Catching up to what one is supposedly (or supposed to be) doing “now”, by means of technological speed (‘advocative’ or votary velocity?), I suggest, shrinks “real-time” – because of which the so-called “tipping point” in political decision-making has been missed or misrepresented. However, I think the same effect expands “nodal/modal time”.
In a chapter of his book entitled “Living”, Richard Wollheim” concedes that a person leads life at the crossroads where past and future meet. He insists that the life-timing question is at the heart of understanding the coherence of “self-identity”. We are assured this must logically be the case thusly:
If self = f then when f might occur is remarkable, as it must be the case that sometimes f has not occurred nor failed to occur and we must discover the facts which contribute to fulfilling f.
I agree that this posture of “hanging between” the flux and flutter of life is especially important to remember. While basic science has purchased solemnity with radical impersonality and left merely probable status for events that, not surprisingly, occur; sociological and psychological review has managed, no matter, to expose nodal moments of awakening when person-being hangs unworn (unminded). Perhaps, then, thinking stitches us together thwartwise, along the warp of lapsing memory and weft of reflexive attention, embroidering life’s fabric (forgive the poetry). I’m inclined to think so.
Bolzano defined a proposition as analytically true when universally valid with respect to at least one of its constituent terms. Most of us believe, positively, that our discourse is true or false by virtue of being about real things.
“In the philosophy of mathematics acceptance of the realist’s gambit results in mathematical realism, the view that there is a domain of specifically mathematical objects, by reference to which mathematical statements acquire their truth values In the philosophy of modality it results in what we shall call modal realism, the doctrine that there are specifically modal objects; possible worlds, counterparts of actual objects, positions in logical space, or what have you, which are the specific subject matter of modal discourse, by reference to which modal sentences are true or false.” (Mondadori & Morton, Modal Realism: the Poisoned Pawn, Philosophicl Review, Jan. 1976). The feeling among modalists is that possible-world semantics is harmless.
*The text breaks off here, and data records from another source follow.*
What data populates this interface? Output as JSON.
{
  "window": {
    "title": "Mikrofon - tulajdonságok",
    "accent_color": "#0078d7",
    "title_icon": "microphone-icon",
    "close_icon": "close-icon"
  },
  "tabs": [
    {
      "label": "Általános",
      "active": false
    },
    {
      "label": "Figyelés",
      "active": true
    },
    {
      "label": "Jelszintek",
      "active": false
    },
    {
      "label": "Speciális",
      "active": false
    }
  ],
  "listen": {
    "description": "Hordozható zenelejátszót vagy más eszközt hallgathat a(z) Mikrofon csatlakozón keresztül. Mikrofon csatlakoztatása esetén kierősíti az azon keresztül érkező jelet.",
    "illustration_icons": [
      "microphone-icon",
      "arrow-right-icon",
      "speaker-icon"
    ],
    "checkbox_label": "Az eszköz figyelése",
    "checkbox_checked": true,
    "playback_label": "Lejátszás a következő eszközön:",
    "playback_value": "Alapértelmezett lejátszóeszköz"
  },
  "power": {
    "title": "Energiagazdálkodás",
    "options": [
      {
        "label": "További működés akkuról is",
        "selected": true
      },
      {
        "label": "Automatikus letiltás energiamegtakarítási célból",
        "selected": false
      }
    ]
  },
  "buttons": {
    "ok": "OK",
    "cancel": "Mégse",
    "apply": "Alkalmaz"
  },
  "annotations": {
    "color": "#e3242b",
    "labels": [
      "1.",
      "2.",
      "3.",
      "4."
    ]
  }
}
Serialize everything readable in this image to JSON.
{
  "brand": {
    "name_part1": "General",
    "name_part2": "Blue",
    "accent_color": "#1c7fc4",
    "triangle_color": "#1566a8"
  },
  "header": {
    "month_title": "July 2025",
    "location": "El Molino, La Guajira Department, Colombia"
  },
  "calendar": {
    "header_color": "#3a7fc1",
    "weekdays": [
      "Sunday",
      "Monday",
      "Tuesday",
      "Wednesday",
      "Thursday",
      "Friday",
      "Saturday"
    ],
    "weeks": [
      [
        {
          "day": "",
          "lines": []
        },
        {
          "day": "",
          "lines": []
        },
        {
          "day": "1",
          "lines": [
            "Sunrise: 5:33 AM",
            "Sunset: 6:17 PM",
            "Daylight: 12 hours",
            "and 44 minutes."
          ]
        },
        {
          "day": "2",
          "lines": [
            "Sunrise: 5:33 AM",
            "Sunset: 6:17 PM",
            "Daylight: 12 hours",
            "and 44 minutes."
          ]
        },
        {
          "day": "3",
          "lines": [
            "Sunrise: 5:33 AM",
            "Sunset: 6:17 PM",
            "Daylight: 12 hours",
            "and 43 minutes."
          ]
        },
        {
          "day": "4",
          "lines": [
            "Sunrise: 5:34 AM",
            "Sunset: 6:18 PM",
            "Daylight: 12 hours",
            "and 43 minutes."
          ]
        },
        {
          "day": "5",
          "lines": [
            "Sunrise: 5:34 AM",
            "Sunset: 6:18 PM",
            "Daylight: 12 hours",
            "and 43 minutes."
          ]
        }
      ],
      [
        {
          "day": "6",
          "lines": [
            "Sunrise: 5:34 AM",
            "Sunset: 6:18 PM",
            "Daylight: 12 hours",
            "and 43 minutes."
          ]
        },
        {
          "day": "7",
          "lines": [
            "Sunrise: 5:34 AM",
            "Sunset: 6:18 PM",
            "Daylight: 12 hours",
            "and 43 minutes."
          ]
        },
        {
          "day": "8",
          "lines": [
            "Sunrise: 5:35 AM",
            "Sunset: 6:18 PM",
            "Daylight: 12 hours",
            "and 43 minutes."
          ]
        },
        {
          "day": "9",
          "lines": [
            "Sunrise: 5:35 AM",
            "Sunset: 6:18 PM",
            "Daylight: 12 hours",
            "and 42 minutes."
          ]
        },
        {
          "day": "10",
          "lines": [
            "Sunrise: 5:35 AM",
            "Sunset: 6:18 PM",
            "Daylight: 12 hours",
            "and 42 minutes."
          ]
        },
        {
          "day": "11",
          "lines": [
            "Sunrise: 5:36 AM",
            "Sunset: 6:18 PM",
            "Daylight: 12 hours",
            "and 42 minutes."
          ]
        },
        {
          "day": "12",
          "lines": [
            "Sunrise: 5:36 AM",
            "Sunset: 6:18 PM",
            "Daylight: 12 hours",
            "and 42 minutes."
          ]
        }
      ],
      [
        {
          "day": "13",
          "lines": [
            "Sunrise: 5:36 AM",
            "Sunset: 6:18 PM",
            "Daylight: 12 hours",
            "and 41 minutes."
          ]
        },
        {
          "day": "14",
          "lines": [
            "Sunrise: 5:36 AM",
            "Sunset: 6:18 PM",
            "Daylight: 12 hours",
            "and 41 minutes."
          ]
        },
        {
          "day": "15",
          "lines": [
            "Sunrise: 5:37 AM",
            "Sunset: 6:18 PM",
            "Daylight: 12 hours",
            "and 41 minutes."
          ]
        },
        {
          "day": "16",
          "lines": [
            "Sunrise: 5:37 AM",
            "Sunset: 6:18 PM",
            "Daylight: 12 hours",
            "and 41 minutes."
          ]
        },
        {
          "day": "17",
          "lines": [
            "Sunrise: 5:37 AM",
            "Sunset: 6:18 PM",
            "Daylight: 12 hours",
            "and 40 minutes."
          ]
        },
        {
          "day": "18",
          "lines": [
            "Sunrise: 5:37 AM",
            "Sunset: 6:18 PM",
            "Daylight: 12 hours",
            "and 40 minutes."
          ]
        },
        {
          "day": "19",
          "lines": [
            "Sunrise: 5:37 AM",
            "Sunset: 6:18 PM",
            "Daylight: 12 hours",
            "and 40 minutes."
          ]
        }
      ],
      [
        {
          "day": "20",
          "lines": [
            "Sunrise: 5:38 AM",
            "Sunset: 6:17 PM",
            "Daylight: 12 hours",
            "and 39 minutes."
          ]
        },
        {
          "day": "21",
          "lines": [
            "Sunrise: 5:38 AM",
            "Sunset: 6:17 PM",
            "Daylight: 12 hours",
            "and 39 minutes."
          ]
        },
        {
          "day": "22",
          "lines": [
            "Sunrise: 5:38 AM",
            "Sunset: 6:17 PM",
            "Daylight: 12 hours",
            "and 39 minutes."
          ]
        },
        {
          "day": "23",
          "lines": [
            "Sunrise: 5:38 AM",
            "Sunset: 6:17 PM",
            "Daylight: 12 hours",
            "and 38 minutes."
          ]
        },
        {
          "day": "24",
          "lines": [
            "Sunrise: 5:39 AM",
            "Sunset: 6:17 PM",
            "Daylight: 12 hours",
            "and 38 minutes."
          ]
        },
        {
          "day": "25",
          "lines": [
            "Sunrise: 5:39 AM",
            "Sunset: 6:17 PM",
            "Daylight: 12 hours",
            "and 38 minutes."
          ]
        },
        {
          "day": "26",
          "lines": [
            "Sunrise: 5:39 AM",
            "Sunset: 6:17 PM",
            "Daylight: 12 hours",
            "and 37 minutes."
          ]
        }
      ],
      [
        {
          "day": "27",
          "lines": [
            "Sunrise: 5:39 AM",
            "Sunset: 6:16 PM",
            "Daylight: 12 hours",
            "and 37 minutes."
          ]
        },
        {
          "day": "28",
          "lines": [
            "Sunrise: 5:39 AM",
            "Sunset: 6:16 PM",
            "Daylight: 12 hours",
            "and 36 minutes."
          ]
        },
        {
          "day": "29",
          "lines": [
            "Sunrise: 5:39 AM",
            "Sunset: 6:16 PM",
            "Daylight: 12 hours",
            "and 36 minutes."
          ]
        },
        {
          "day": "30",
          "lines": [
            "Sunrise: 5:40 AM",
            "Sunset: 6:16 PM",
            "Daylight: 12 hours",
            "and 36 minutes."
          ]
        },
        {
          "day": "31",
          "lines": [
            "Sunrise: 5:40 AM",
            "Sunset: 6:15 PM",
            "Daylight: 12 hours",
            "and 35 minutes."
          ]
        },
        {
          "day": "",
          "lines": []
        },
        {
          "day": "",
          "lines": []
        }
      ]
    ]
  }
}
Modal propositions involve operators, such as “might” or “must”, which operate on predicates of individual things to make other predicates of individuals (such as “can break”, “might break” or “is breakable” are made from “breaks”) as well as dispositional suffixes (such as dissolves, ignites, flows) and dispositional predicates (solubility, flammability, etc.). “A dispositional predicate is true of an object by virtue of the physical properties it possesses (what in the world makes it work)” ibid. However, actuality changes with time and possibilities also pass. The past is linear (sequence of actualized possibilities) and the future branches into fractals of objects that may or may not happen. Possibilities that have yet to pass are expressed by “might” idioms. “There is no shortage of objective physical facts to account for the truth of “might” sentences. The difficult thing is to be sure which facts are responsible, which are the facts that are necessary for the relevant possibility to be… In order to know what facts are responsible for the truth at time T of “A might have ø’d”, one has to know the properties which A possessed at some earlier time (T), which, if he had gone on to ø would have been the reason for his ø’ing.” Ibid.
Suggested reading also: Alvin Plantiga & Saul Kripke, “Naming, Necessity and Natural Kinds”, Cornell Univ., 1977 – essays; “Transworld Identity & Worldbound Indiiduals”, “Identity & Necessity”.